Once you get through the bumbling temporary-member sign in process of the RSL, walk towards the light at the very end of the lobby tunnel until you hit a dark and moody cave-like space that doesn't feel like an RSL at all. You'll notice a contemporary art installation (a fish to be exact) that hangs from the ceiling above a long, boat-shaped high-top communal table that commands the entire room, while boldly lit grey cement walls, an outdoor bamboo garden and bottle green vertical tiling will have a dramatic calming effect on your senses.
When seated, ask for Carmine. He's Italian and will take care of you from start to finish with some good old-fashioned friendly service. Once he's run you through the share-plate spiel, you'll find a decent drinks menu complete with cocktails and a one-page dinner menu boasting an array of Korean, Chinese, Thai, Vietnamese and Indonesian goodies.
If you start with the bao, skip the platter of all four flavours and just go for the fried chicken ($6) or the barbecue pork ($7). Both proteins are cooked well with delicious sauces to match. Unfortunately, the steamed bao buns are not made in-house, but they do the trick.

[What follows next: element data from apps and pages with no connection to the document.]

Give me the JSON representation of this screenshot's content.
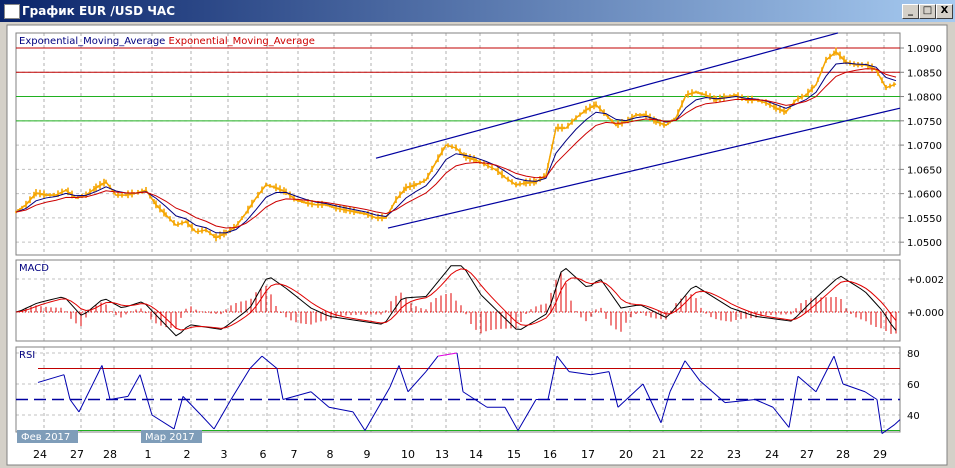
{
  "window": {
    "title": "График EUR /USD  ЧАС",
    "minimize": "_",
    "maximize": "□",
    "close": "X"
  },
  "legend": {
    "ema1": "Exponential_Moving_Average",
    "ema2": "Exponential_Moving_Average"
  },
  "colors": {
    "price": "#f5a500",
    "ema_fast": "#000080",
    "ema_slow": "#cc0000",
    "channel": "#0000a0",
    "level_red": "#c00000",
    "level_green": "#20b020",
    "macd": "#000000",
    "signal": "#e00000",
    "rsi": "#0000b0",
    "rsi_overbought": "#e000e0"
  },
  "chart_data": [
    {
      "type": "line",
      "title": "",
      "symbol": "EUR/USD",
      "timeframe": "H1",
      "ylim": [
        1.048,
        1.0925
      ],
      "y_ticks": [
        "1.0900",
        "1.0850",
        "1.0800",
        "1.0750",
        "1.0700",
        "1.0650",
        "1.0600",
        "1.0550",
        "1.0500"
      ],
      "x_ticks": [
        {
          "label": "24",
          "i": 2.4
        },
        {
          "label": "27",
          "i": 6.1
        },
        {
          "label": "28",
          "i": 9.4
        },
        {
          "label": "1",
          "i": 13.2
        },
        {
          "label": "2",
          "i": 17.1
        },
        {
          "label": "3",
          "i": 20.8
        },
        {
          "label": "6",
          "i": 24.7
        },
        {
          "label": "7",
          "i": 27.8
        },
        {
          "label": "8",
          "i": 31.4
        },
        {
          "label": "9",
          "i": 35.1
        },
        {
          "label": "10",
          "i": 39.2
        },
        {
          "label": "13",
          "i": 42.6
        },
        {
          "label": "14",
          "i": 46
        },
        {
          "label": "15",
          "i": 49.8
        },
        {
          "label": "16",
          "i": 53.4
        },
        {
          "label": "17",
          "i": 57.2
        },
        {
          "label": "20",
          "i": 61
        },
        {
          "label": "21",
          "i": 64.3
        },
        {
          "label": "22",
          "i": 68.1
        },
        {
          "label": "23",
          "i": 71.8
        },
        {
          "label": "24",
          "i": 75.6
        },
        {
          "label": "27",
          "i": 79.1
        },
        {
          "label": "28",
          "i": 82.7
        },
        {
          "label": "29",
          "i": 86.4
        }
      ],
      "months": [
        {
          "label": "Фев 2017",
          "i": 0
        },
        {
          "label": "Мар 2017",
          "i": 12.4
        }
      ],
      "close": [
        1.0562,
        1.0577,
        1.0601,
        1.0597,
        1.0597,
        1.0607,
        1.0591,
        1.0597,
        1.0612,
        1.0624,
        1.0597,
        1.0597,
        1.0601,
        1.0607,
        1.0577,
        1.0556,
        1.0535,
        1.0542,
        1.0521,
        1.0525,
        1.0509,
        1.0519,
        1.0533,
        1.056,
        1.0591,
        1.0618,
        1.0612,
        1.0603,
        1.0587,
        1.0581,
        1.0577,
        1.0577,
        1.057,
        1.0566,
        1.0562,
        1.0558,
        1.055,
        1.055,
        1.0587,
        1.0612,
        1.0618,
        1.0628,
        1.0665,
        1.07,
        1.0694,
        1.0675,
        1.0669,
        1.0659,
        1.0649,
        1.0632,
        1.0618,
        1.0622,
        1.0624,
        1.0638,
        1.0735,
        1.0735,
        1.0756,
        1.0772,
        1.0783,
        1.0762,
        1.0741,
        1.0748,
        1.0762,
        1.0762,
        1.0748,
        1.0741,
        1.0756,
        1.0803,
        1.0809,
        1.0803,
        1.0793,
        1.0799,
        1.0803,
        1.0793,
        1.0793,
        1.0787,
        1.0776,
        1.0768,
        1.0793,
        1.0803,
        1.0824,
        1.0875,
        1.0892,
        1.0871,
        1.0865,
        1.0865,
        1.0855,
        1.0818,
        1.0826
      ],
      "h_levels": [
        {
          "value": 1.09,
          "color": "red"
        },
        {
          "value": 1.085,
          "color": "red"
        },
        {
          "value": 1.08,
          "color": "green"
        },
        {
          "value": 1.075,
          "color": "green"
        }
      ],
      "channel": [
        {
          "from": [
            36,
            1.0673
          ],
          "to": [
            82.2,
            1.0931
          ]
        },
        {
          "from": [
            37.2,
            1.0529
          ],
          "to": [
            88.4,
            1.0776
          ]
        }
      ]
    },
    {
      "type": "line",
      "title": "MACD",
      "y_ticks": [
        "+0.002",
        "+0.000"
      ],
      "macd": [
        [
          0.2,
          0
        ],
        [
          2.1,
          0.00054
        ],
        [
          4.8,
          0.00094
        ],
        [
          6.6,
          -0.00026
        ],
        [
          8.8,
          0.00084
        ],
        [
          10.6,
          0.00024
        ],
        [
          12.7,
          0.00064
        ],
        [
          16.1,
          -0.0015
        ],
        [
          17.3,
          -0.00076
        ],
        [
          20.6,
          -0.00106
        ],
        [
          23.4,
          0.00024
        ],
        [
          25.2,
          0.0022
        ],
        [
          27,
          0.00144
        ],
        [
          29.5,
          0.00024
        ],
        [
          31.3,
          -0.00026
        ],
        [
          36.8,
          -0.00076
        ],
        [
          38.6,
          0.00084
        ],
        [
          41,
          0.00094
        ],
        [
          43.5,
          0.0028
        ],
        [
          44.7,
          0.0028
        ],
        [
          46.5,
          0.00104
        ],
        [
          50.2,
          -0.00116
        ],
        [
          53.2,
          -6e-05
        ],
        [
          54.7,
          0.0028
        ],
        [
          57.2,
          0.00144
        ],
        [
          58.4,
          0.00204
        ],
        [
          60.5,
          0.00024
        ],
        [
          62.4,
          0.00044
        ],
        [
          65.1,
          -0.00036
        ],
        [
          67.8,
          0.00164
        ],
        [
          71.5,
          0.00024
        ],
        [
          73.9,
          -0.00026
        ],
        [
          77.6,
          -0.00056
        ],
        [
          79.4,
          0.00054
        ],
        [
          82.4,
          0.0022
        ],
        [
          84.9,
          0.00124
        ],
        [
          86.7,
          4e-05
        ],
        [
          87.9,
          -0.00112
        ]
      ]
    },
    {
      "type": "line",
      "title": "RSI",
      "ylim": [
        25,
        82
      ],
      "y_ticks": [
        "80",
        "60",
        "40"
      ],
      "levels": [
        70,
        50,
        30
      ],
      "rsi": [
        [
          2.2,
          61
        ],
        [
          4.8,
          66
        ],
        [
          5.4,
          50
        ],
        [
          6.3,
          42
        ],
        [
          8.6,
          72
        ],
        [
          9.4,
          50
        ],
        [
          11.2,
          52
        ],
        [
          12.4,
          66
        ],
        [
          13.6,
          40
        ],
        [
          15.8,
          31
        ],
        [
          16.7,
          52
        ],
        [
          18.5,
          40
        ],
        [
          19.8,
          31
        ],
        [
          21.5,
          50
        ],
        [
          23.4,
          70
        ],
        [
          24.6,
          78
        ],
        [
          26.1,
          70
        ],
        [
          26.7,
          50
        ],
        [
          29.5,
          55
        ],
        [
          31.3,
          45
        ],
        [
          33.7,
          42
        ],
        [
          34.9,
          30
        ],
        [
          37.4,
          58
        ],
        [
          38.3,
          72
        ],
        [
          39.2,
          55
        ],
        [
          41,
          68
        ],
        [
          42.2,
          78
        ],
        [
          44.1,
          80
        ],
        [
          44.7,
          55
        ],
        [
          47.1,
          45
        ],
        [
          48.9,
          45
        ],
        [
          50.2,
          30
        ],
        [
          52,
          50
        ],
        [
          53.2,
          50
        ],
        [
          54.1,
          78
        ],
        [
          55.3,
          68
        ],
        [
          57.5,
          66
        ],
        [
          59.3,
          68
        ],
        [
          60.2,
          45
        ],
        [
          62.7,
          60
        ],
        [
          64.5,
          35
        ],
        [
          65.4,
          55
        ],
        [
          66.9,
          75
        ],
        [
          68.4,
          62
        ],
        [
          70.9,
          48
        ],
        [
          73.9,
          50
        ],
        [
          75.7,
          45
        ],
        [
          77.3,
          32
        ],
        [
          78.2,
          65
        ],
        [
          80,
          55
        ],
        [
          81.8,
          78
        ],
        [
          82.7,
          60
        ],
        [
          84.9,
          55
        ],
        [
          86.1,
          50
        ],
        [
          86.6,
          28
        ],
        [
          87.9,
          34
        ],
        [
          88.4,
          37
        ]
      ]
    }
  ]
}
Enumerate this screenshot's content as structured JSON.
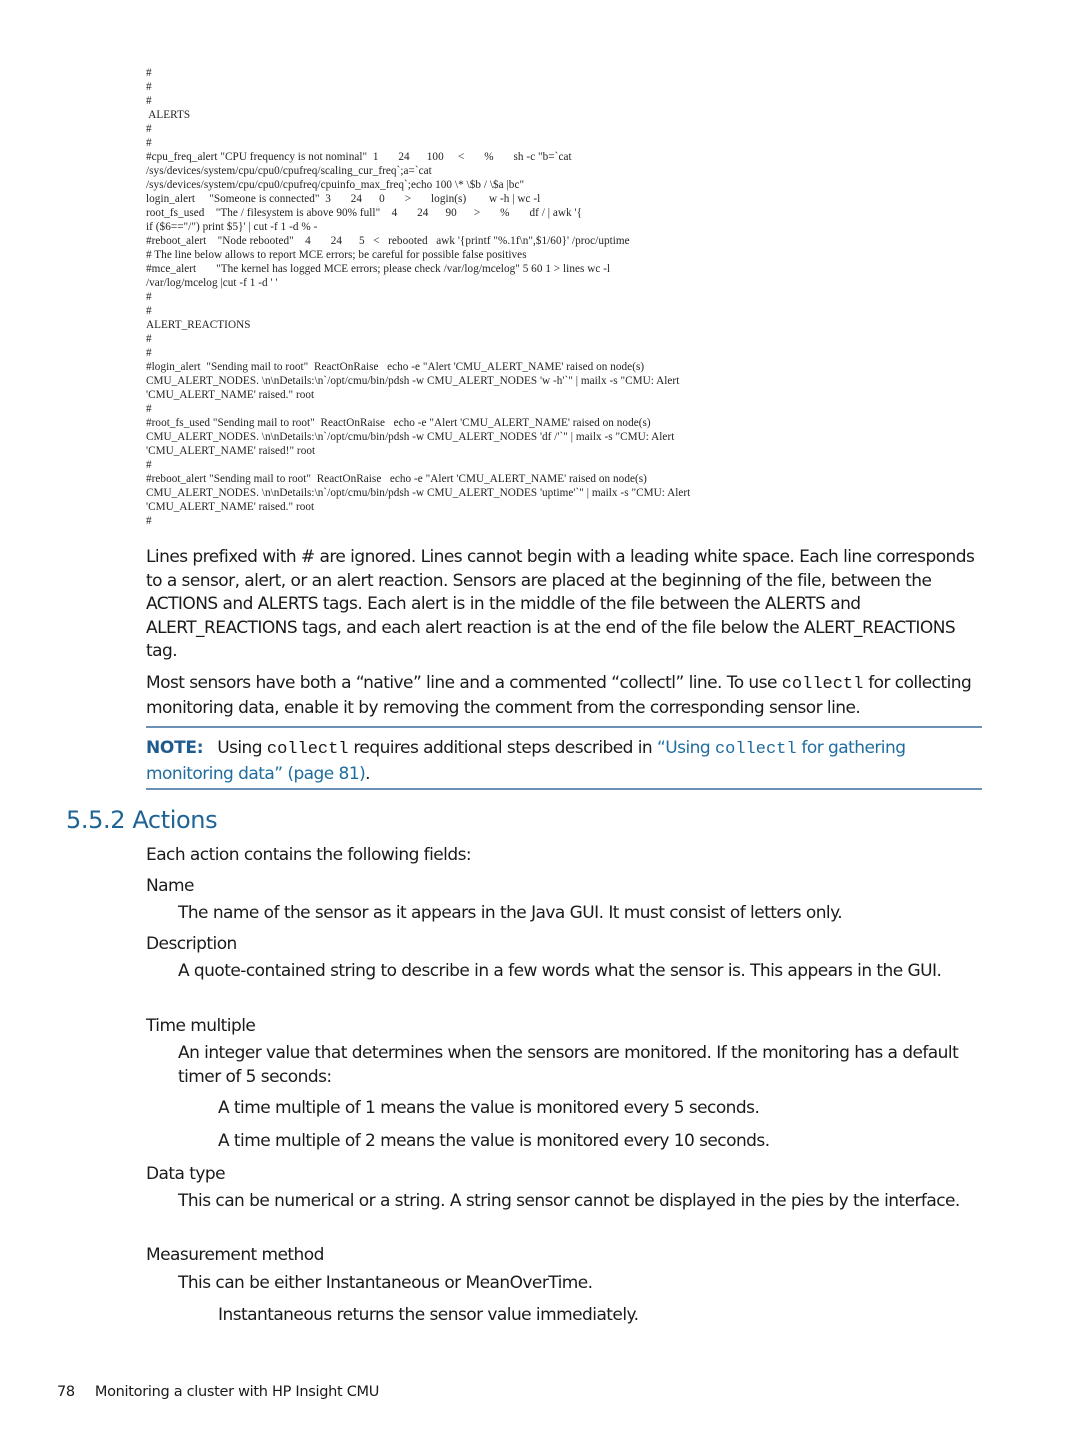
{
  "code_block": {
    "lines": [
      "#",
      "#",
      "#",
      " ALERTS",
      "#",
      "#",
      "#cpu_freq_alert \"CPU frequency is not nominal\"  1       24      100     <       %       sh -c \"b=`cat",
      "/sys/devices/system/cpu/cpu0/cpufreq/scaling_cur_freq`;a=`cat",
      "/sys/devices/system/cpu/cpu0/cpufreq/cpuinfo_max_freq`;echo 100 \\* \\$b / \\$a |bc\"",
      "login_alert     \"Someone is connected\"  3       24      0       >       login(s)        w -h | wc -l",
      "root_fs_used    \"The / filesystem is above 90% full\"    4       24      90      >       %       df / | awk '{",
      "if ($6==\"/\") print $5}' | cut -f 1 -d % -",
      "#reboot_alert    \"Node rebooted\"    4       24      5   <   rebooted   awk '{printf \"%.1f\\n\",$1/60}' /proc/uptime",
      "# The line below allows to report MCE errors; be careful for possible false positives",
      "#mce_alert       \"The kernel has logged MCE errors; please check /var/log/mcelog\" 5 60 1 > lines wc -l",
      "/var/log/mcelog |cut -f 1 -d ' '",
      "#",
      "#",
      "ALERT_REACTIONS",
      "#",
      "#",
      "#login_alert  \"Sending mail to root\"  ReactOnRaise   echo -e \"Alert 'CMU_ALERT_NAME' raised on node(s)",
      "CMU_ALERT_NODES. \\n\\nDetails:\\n`/opt/cmu/bin/pdsh -w CMU_ALERT_NODES 'w -h'`\" | mailx -s \"CMU: Alert",
      "'CMU_ALERT_NAME' raised.\" root",
      "#",
      "#root_fs_used \"Sending mail to root\"  ReactOnRaise   echo -e \"Alert 'CMU_ALERT_NAME' raised on node(s)",
      "CMU_ALERT_NODES. \\n\\nDetails:\\n`/opt/cmu/bin/pdsh -w CMU_ALERT_NODES 'df /'`\" | mailx -s \"CMU: Alert",
      "'CMU_ALERT_NAME' raised!\" root",
      "#",
      "#reboot_alert \"Sending mail to root\"  ReactOnRaise   echo -e \"Alert 'CMU_ALERT_NAME' raised on node(s)",
      "CMU_ALERT_NODES. \\n\\nDetails:\\n`/opt/cmu/bin/pdsh -w CMU_ALERT_NODES 'uptime'`\" | mailx -s \"CMU: Alert",
      "'CMU_ALERT_NAME' raised.\" root",
      "#"
    ]
  },
  "paragraphs": {
    "p1": "Lines prefixed with # are ignored. Lines cannot begin with a leading white space. Each line corresponds to a sensor, alert, or an alert reaction. Sensors are placed at the beginning of the file, between the ACTIONS and ALERTS tags. Each alert is in the middle of the file between the ALERTS and ALERT_REACTIONS tags, and each alert reaction is at the end of the file below the ALERT_REACTIONS tag.",
    "p2_before": "Most sensors have both a “native” line and a commented “collectl” line. To use ",
    "p2_code": "collectl",
    "p2_after": " for collecting monitoring data, enable it by removing the comment from the corresponding sensor line."
  },
  "note": {
    "label": "NOTE:",
    "text_before": "Using ",
    "code": "collectl",
    "text_middle": " requires additional steps described in ",
    "link_before": "“Using ",
    "link_code": "collectl",
    "link_after": " for gathering monitoring data” (page 81)",
    "text_end": ".",
    "colors": {
      "label": "#1f5b8f",
      "link": "#1f6d9e",
      "rule": "#6b8fb5"
    }
  },
  "section": {
    "number": "5.5.2",
    "title": "Actions",
    "intro": "Each action contains the following fields:",
    "fields": [
      {
        "term": "Name",
        "definition": "The name of the sensor as it appears in the Java GUI. It must consist of letters only."
      },
      {
        "term": "Description",
        "definition": "A quote-contained string to describe in a few words what the sensor is. This appears in the GUI."
      },
      {
        "term": "Time multiple",
        "definition": "An integer value that determines when the sensors are monitored. If the monitoring has a default timer of 5 seconds:",
        "sub": [
          "A time multiple of 1 means the value is monitored every 5 seconds.",
          "A time multiple of 2 means the value is monitored every 10 seconds."
        ]
      },
      {
        "term": "Data type",
        "definition": "This can be numerical or a string. A string sensor cannot be displayed in the pies by the interface."
      },
      {
        "term": "Measurement method",
        "definition": "This can be either Instantaneous or MeanOverTime.",
        "sub": [
          "Instantaneous returns the sensor value immediately."
        ]
      }
    ]
  },
  "footer": {
    "page_number": "78",
    "chapter_title": "Monitoring a cluster with HP Insight CMU"
  }
}
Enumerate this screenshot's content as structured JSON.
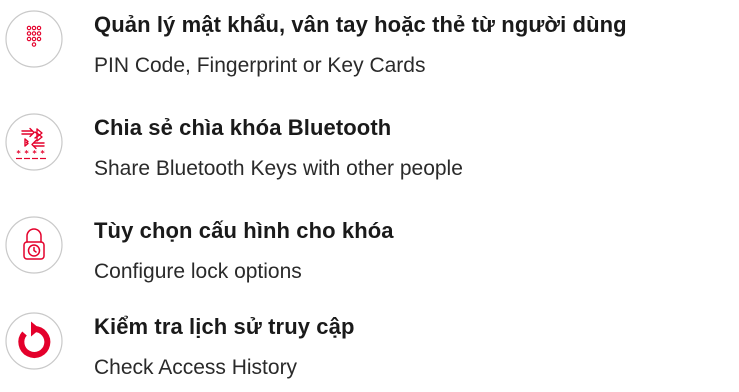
{
  "accent_color": "#e4002b",
  "features": [
    {
      "icon": "keypad-icon",
      "title": "Quản lý mật khẩu, vân tay hoặc thẻ từ người dùng",
      "subtitle": "PIN Code, Fingerprint or Key Cards"
    },
    {
      "icon": "bluetooth-share-icon",
      "title": "Chia sẻ chìa khóa Bluetooth",
      "subtitle": "Share Bluetooth Keys with other people"
    },
    {
      "icon": "padlock-clock-icon",
      "title": "Tùy chọn cấu hình cho khóa",
      "subtitle": "Configure lock options"
    },
    {
      "icon": "history-icon",
      "title": "Kiểm tra lịch sử truy cập",
      "subtitle": "Check Access History"
    }
  ]
}
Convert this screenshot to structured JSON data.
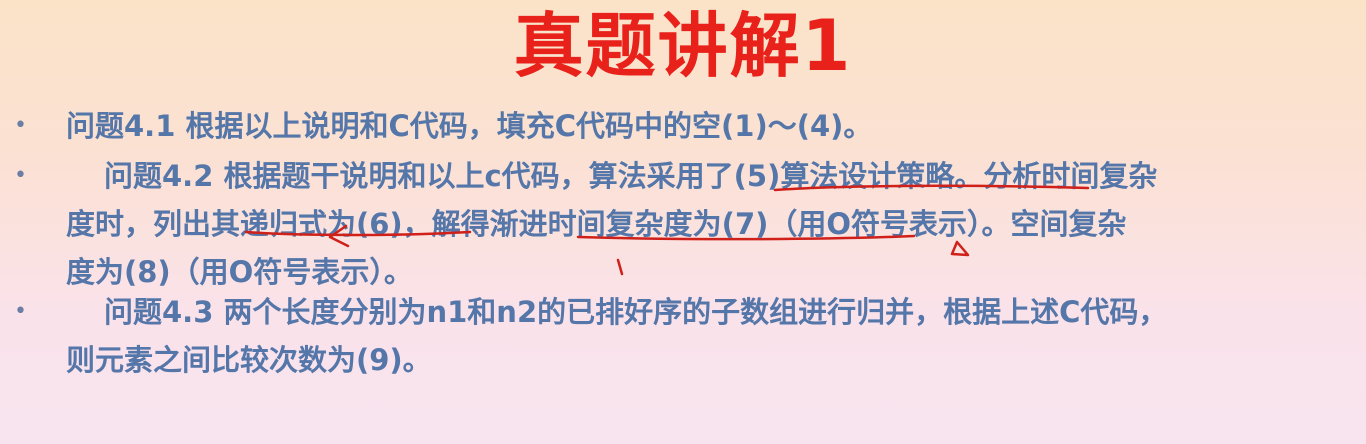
{
  "title": "真题讲解1",
  "bullet_glyph": "•",
  "q1": {
    "line1": "问题4.1 根据以上说明和C代码，填充C代码中的空(1)～(4)。"
  },
  "q2": {
    "line1": "问题4.2 根据题干说明和以上c代码，算法采用了(5)算法设计策略。分析时间复杂",
    "line2": "度时，列出其递归式为(6)，解得渐进时间复杂度为(7)（用O符号表示）。空间复杂",
    "line3": "度为(8)（用O符号表示）。"
  },
  "q3": {
    "line1": "问题4.3 两个长度分别为n1和n2的已排好序的子数组进行归并，根据上述C代码，",
    "line2": "则元素之间比较次数为(9)。"
  },
  "annotation_color": "#d0201a"
}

If spring rolls ($7) are your go-to, don't expect uniform presentation. Some are more golden in appearance, while others have a cracked casing, but don't let that put you off, because what it lacks in looks, it makes up for in taste with its moreish shiitake mushroom and cabbage filling, and thin and crispy outside.
You're spoiled for choice with the larger plates and prices are fairly reasonable, ranging from $18–$39. There's a decent selection of seafood dishes, too, for those not in the mood for the meatier options. If poultry is more your game, the yellow spiced fried Maryland pieces with turmeric, lemongrass and sambal ($18) is presented beautifully on the plate with Vietnamese rice crackers and spears of cucumber neatly stacked. The sambal has a decent hit of chilli, but the Maryland is deboned, so the juiciness can fluctuate between each piece.
There are also two curries to choose from and the red beef ($25) looks as though it stepped straight off the cover of a magazine. It's loaded with flavour, but leans toward the sweeter side. It's best mopped up with roti ($3), but again, it's not made in-house, which is disappointing considering head chef Freddie Salim is ex-Longrain, so opt for a bowl of steamed rice instead to soak up all the sauce — because, there's a lot of sauce. And if you're craving pho ($16), it's best to check with the restaurant ahead of time, because while it appears online, it seems to be a dish only served seasonally.
The lunch and dinner menus do differ, so don't get caught out. And if you're going for dinner, go earlier than later, because the restaurant empties around 8.30pm and it can get a little too quiet for comfort.
While the dining experience is sleeker than others in the area, it doesn't live up to the Longrain expectation, and when there's delicious cheap eats to be consumed just around the corner in Campsie and Ashfield, it's hard to justify some of the heftier price tags.